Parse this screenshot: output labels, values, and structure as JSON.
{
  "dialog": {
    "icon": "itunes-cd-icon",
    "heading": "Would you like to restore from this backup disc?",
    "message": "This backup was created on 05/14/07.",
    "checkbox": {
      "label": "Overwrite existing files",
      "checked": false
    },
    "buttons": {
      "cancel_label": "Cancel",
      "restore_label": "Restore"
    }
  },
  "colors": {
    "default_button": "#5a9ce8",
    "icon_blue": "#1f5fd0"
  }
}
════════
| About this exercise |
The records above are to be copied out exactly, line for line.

| Exercise result |
Parse this screenshot: output labels, values, and structure as JSON.
{
  "dialog": {
    "icon": "itunes-cd-icon",
    "heading": "Would you like to restore from this backup disc?",
    "message": "This backup was created on 05/14/07.",
    "checkbox": {
      "label": "Overwrite existing files",
      "checked": false
    },
    "buttons": {
      "cancel_label": "Cancel",
      "restore_label": "Restore"
    }
  },
  "colors": {
    "default_button": "#5a9ce8",
    "icon_blue": "#1f5fd0"
  }
}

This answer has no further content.